The task: List all lines in the material below that contain "shame".

Information given:
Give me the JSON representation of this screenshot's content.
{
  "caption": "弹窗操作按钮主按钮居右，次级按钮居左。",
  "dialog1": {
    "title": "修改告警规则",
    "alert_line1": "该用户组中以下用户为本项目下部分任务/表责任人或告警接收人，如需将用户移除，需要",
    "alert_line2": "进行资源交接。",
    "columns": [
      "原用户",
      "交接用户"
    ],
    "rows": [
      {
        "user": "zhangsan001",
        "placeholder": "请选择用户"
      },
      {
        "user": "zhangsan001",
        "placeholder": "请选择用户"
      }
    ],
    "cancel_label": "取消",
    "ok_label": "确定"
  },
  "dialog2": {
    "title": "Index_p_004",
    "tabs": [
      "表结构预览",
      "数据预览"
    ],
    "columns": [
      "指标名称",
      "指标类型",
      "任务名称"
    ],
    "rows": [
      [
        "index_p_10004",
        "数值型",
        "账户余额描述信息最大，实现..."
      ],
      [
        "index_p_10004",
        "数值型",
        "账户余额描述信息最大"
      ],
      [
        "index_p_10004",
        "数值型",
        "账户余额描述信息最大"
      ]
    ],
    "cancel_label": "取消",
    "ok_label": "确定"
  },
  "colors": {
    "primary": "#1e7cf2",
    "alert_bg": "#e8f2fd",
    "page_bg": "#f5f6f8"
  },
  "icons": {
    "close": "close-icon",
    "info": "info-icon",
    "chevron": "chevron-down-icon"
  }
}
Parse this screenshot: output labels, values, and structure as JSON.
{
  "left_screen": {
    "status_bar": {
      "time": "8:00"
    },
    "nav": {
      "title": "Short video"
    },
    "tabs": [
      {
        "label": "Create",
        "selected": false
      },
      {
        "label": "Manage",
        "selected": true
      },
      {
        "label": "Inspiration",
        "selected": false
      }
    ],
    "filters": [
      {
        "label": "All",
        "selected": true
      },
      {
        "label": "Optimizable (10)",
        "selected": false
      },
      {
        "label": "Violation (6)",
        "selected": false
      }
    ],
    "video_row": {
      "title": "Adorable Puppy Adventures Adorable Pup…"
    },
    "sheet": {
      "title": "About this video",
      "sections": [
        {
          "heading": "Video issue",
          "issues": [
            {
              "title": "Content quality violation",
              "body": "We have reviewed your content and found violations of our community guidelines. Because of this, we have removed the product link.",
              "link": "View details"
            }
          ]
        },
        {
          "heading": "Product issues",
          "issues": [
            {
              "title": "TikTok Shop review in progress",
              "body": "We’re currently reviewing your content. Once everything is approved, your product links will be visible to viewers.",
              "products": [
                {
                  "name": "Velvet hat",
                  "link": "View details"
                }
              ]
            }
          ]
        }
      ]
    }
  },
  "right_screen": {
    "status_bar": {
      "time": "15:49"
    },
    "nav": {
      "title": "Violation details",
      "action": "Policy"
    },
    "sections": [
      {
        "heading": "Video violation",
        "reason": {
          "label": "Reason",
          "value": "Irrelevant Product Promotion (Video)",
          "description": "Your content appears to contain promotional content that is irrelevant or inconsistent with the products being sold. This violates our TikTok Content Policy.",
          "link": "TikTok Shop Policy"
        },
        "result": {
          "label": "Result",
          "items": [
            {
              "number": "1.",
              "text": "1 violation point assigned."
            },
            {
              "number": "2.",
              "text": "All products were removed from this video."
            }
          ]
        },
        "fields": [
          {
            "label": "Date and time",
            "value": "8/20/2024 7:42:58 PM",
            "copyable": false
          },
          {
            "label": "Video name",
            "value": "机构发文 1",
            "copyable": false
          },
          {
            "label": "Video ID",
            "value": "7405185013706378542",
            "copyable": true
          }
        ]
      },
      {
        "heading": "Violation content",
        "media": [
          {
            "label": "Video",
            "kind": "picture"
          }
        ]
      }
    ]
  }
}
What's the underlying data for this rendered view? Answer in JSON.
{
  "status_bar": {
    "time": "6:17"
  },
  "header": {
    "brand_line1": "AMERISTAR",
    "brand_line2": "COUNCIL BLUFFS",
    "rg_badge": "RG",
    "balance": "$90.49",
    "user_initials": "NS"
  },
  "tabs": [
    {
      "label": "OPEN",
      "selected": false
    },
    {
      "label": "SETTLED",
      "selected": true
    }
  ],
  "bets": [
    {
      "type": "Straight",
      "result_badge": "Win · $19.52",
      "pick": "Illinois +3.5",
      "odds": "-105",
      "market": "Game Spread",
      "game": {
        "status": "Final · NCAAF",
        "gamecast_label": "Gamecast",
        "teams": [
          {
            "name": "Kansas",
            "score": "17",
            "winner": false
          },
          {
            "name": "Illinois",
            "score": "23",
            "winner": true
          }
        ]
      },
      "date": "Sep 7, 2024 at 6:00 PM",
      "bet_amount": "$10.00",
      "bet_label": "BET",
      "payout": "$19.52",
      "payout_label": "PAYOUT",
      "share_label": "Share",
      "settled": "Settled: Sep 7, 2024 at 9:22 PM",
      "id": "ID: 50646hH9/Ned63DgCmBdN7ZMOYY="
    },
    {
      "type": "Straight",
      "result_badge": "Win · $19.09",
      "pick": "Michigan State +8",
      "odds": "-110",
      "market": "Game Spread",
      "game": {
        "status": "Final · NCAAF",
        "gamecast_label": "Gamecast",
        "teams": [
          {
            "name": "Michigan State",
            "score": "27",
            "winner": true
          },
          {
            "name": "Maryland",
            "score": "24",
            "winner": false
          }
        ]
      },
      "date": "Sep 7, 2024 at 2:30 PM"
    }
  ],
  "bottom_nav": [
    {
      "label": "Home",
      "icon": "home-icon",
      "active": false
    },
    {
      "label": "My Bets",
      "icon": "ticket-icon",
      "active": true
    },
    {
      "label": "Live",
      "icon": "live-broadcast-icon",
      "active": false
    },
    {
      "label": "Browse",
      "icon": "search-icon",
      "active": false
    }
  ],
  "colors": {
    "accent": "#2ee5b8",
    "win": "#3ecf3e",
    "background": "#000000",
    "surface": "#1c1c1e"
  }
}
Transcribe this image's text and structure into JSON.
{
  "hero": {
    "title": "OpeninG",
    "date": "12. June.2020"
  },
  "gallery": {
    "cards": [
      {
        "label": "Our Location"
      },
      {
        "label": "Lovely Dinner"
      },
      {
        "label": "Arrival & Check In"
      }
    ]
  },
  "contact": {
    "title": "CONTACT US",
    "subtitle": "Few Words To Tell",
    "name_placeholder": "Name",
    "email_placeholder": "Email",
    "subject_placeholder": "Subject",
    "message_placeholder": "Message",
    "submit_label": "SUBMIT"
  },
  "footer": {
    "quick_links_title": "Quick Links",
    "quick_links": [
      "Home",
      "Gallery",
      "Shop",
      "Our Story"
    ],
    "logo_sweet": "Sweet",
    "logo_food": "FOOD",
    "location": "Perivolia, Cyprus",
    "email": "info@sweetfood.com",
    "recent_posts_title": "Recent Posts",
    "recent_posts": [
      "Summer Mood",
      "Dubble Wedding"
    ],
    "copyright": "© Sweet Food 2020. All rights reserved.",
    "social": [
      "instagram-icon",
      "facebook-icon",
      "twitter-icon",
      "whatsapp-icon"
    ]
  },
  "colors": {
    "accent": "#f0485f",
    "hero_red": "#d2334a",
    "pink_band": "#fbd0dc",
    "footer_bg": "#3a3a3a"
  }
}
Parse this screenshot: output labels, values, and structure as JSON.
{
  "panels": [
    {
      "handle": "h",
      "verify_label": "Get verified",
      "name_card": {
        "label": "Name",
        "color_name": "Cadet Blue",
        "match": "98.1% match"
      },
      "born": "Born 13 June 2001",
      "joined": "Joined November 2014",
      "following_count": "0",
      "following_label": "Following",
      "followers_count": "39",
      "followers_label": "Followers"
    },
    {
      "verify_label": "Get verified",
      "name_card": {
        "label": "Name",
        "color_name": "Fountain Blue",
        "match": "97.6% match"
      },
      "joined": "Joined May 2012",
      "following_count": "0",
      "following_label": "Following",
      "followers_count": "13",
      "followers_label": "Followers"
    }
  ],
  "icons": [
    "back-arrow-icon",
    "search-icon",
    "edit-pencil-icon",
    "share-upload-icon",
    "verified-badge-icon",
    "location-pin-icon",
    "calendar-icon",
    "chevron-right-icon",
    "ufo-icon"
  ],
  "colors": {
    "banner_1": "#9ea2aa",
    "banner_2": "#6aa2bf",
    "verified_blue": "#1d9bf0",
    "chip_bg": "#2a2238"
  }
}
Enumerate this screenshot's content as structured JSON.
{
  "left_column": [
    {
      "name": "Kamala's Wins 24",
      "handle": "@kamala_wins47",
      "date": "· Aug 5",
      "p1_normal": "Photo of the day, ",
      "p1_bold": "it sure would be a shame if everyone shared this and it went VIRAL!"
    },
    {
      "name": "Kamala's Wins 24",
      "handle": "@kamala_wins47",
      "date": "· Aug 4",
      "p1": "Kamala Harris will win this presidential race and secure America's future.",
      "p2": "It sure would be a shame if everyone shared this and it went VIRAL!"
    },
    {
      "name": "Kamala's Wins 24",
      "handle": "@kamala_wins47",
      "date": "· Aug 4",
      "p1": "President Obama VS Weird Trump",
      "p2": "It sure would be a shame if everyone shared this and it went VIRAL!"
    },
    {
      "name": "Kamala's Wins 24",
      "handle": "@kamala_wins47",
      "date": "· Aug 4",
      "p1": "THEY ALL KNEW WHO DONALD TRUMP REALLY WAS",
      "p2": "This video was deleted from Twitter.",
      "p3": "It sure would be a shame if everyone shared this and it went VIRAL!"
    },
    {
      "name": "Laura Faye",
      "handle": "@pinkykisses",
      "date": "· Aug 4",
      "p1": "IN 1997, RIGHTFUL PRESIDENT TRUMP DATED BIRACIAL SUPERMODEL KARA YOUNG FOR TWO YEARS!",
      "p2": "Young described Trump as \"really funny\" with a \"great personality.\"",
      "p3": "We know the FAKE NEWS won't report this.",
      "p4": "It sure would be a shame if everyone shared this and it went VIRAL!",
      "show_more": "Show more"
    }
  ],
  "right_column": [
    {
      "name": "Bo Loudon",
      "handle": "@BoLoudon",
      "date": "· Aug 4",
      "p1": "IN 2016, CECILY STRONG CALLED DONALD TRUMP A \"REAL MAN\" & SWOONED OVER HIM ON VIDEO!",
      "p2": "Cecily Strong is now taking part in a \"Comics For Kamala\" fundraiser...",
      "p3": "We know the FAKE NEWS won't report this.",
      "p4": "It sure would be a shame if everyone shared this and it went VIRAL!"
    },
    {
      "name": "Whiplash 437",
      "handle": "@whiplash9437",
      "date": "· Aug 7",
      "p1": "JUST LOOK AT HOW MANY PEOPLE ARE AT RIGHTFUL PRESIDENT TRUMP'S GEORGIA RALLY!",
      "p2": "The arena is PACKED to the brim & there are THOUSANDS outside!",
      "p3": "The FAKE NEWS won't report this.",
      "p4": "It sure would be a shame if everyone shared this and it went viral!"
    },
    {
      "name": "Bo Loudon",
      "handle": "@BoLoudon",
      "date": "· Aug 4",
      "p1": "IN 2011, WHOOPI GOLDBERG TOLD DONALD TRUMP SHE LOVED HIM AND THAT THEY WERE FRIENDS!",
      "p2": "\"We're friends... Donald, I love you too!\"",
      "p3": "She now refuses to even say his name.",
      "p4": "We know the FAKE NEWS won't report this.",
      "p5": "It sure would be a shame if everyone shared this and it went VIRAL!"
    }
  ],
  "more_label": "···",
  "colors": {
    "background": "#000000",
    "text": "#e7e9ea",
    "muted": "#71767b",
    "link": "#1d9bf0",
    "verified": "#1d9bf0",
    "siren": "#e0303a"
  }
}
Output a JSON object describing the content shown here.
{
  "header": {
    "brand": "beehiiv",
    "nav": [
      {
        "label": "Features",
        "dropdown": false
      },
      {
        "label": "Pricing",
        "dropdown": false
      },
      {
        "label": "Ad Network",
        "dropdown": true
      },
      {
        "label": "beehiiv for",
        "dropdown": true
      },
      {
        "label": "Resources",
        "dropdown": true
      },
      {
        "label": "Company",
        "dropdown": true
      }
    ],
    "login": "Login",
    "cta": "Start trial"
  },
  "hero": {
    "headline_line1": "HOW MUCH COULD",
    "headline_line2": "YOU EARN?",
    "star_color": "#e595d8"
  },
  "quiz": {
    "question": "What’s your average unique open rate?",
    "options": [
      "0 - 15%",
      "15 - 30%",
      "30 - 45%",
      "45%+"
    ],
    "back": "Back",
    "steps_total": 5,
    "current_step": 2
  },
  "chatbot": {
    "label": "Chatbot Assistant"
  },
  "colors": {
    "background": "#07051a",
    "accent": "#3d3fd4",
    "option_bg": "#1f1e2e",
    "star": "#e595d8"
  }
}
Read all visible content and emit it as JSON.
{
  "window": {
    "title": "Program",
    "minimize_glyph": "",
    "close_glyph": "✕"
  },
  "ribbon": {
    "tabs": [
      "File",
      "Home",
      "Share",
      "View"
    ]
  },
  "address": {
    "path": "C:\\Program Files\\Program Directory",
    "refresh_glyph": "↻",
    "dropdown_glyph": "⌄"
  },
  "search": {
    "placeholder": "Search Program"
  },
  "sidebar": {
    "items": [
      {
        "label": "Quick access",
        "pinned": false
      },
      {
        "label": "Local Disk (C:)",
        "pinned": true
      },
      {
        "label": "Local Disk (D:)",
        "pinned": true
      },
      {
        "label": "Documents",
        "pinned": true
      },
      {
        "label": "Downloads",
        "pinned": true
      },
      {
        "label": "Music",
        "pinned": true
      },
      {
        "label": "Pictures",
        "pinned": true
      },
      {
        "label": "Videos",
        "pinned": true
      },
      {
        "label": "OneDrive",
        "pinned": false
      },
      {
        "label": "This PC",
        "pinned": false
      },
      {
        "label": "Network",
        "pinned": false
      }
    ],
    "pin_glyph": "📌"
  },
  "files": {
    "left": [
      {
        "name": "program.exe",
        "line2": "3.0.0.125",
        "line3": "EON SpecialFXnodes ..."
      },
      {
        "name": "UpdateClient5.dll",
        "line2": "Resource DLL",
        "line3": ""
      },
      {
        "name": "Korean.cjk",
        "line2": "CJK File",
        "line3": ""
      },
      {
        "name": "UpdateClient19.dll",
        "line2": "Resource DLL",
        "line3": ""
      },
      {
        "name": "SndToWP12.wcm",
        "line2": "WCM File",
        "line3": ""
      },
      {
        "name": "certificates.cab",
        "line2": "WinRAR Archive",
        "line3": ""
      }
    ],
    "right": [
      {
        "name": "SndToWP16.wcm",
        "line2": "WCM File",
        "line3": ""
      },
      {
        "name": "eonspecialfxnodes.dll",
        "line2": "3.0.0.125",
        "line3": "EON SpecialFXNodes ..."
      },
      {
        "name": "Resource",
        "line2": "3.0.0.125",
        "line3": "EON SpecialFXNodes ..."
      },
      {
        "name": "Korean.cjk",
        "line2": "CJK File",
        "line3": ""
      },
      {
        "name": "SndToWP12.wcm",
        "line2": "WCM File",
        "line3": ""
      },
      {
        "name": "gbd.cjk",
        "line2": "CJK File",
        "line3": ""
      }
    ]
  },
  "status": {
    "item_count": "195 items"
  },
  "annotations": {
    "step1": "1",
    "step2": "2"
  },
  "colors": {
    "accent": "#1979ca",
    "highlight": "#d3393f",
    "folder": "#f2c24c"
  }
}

Response for this exercise:
      "p1_bold": "it sure would be a shame if everyone shared this and it went VIRAL!"
      "p2": "It sure would be a shame if everyone shared this and it went VIRAL!"
      "p2": "It sure would be a shame if everyone shared this and it went VIRAL!"
      "p3": "It sure would be a shame if everyone shared this and it went VIRAL!"
      "p4": "It sure would be a shame if everyone shared this and it went VIRAL!",
      "p4": "It sure would be a shame if everyone shared this and it went VIRAL!"
      "p4": "It sure would be a shame if everyone shared this and it went viral!"
      "p5": "It sure would be a shame if everyone shared this and it went VIRAL!"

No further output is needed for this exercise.